* SUPPLIED RECORDS:
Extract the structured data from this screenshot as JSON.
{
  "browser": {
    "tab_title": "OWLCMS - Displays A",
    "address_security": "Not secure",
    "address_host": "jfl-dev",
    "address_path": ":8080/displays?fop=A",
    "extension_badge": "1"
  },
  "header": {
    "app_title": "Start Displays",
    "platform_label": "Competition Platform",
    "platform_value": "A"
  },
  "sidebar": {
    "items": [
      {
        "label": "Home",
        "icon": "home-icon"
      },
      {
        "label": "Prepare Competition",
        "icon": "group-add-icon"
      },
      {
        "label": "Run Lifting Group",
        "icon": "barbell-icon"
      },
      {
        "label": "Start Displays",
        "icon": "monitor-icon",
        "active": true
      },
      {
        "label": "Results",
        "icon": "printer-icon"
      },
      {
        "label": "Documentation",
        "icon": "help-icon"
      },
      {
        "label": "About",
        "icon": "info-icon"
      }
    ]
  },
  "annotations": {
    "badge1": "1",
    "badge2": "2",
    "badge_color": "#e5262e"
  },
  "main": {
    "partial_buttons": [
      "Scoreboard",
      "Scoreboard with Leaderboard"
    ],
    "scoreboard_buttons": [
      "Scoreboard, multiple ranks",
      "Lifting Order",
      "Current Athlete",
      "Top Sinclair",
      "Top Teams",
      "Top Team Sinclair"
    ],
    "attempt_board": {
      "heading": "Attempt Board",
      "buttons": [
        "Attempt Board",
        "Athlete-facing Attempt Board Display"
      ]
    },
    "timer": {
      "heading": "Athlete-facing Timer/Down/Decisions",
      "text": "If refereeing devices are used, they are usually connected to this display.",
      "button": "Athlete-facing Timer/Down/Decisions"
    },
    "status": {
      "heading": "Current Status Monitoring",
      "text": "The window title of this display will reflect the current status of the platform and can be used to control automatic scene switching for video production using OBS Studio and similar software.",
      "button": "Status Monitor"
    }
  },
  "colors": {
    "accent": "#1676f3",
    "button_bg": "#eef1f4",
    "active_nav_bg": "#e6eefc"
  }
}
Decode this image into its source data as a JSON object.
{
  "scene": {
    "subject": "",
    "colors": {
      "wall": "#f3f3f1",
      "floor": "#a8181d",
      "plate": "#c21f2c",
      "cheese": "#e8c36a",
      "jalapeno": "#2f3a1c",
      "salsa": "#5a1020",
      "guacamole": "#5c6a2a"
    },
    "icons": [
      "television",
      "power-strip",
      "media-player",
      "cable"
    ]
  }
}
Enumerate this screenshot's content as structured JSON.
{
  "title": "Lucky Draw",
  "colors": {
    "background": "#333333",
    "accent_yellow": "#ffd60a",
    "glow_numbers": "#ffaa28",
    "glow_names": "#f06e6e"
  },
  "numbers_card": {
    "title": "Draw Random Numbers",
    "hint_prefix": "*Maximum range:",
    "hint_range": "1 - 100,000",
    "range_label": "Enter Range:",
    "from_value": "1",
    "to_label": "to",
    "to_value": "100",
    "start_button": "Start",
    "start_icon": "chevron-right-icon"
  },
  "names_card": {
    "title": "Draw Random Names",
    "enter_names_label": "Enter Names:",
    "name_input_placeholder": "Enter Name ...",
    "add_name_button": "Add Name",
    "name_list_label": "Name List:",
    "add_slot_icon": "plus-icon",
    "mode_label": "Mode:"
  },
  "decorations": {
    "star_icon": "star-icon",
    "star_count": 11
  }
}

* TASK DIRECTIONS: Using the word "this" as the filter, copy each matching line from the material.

* WRITTEN ANSWER:
Extract the structured data from this screenshot as JSON.
      "text": "If refereeing devices are used, they are usually connected to this display.",
      "text": "The window title of this display will reflect the current status of the platform and can be used to control automatic scene switching for video production using OBS Studio and similar software.",
Decode this image into its source data as a JSON object.
Enumerate this screenshot's content as structured JSON.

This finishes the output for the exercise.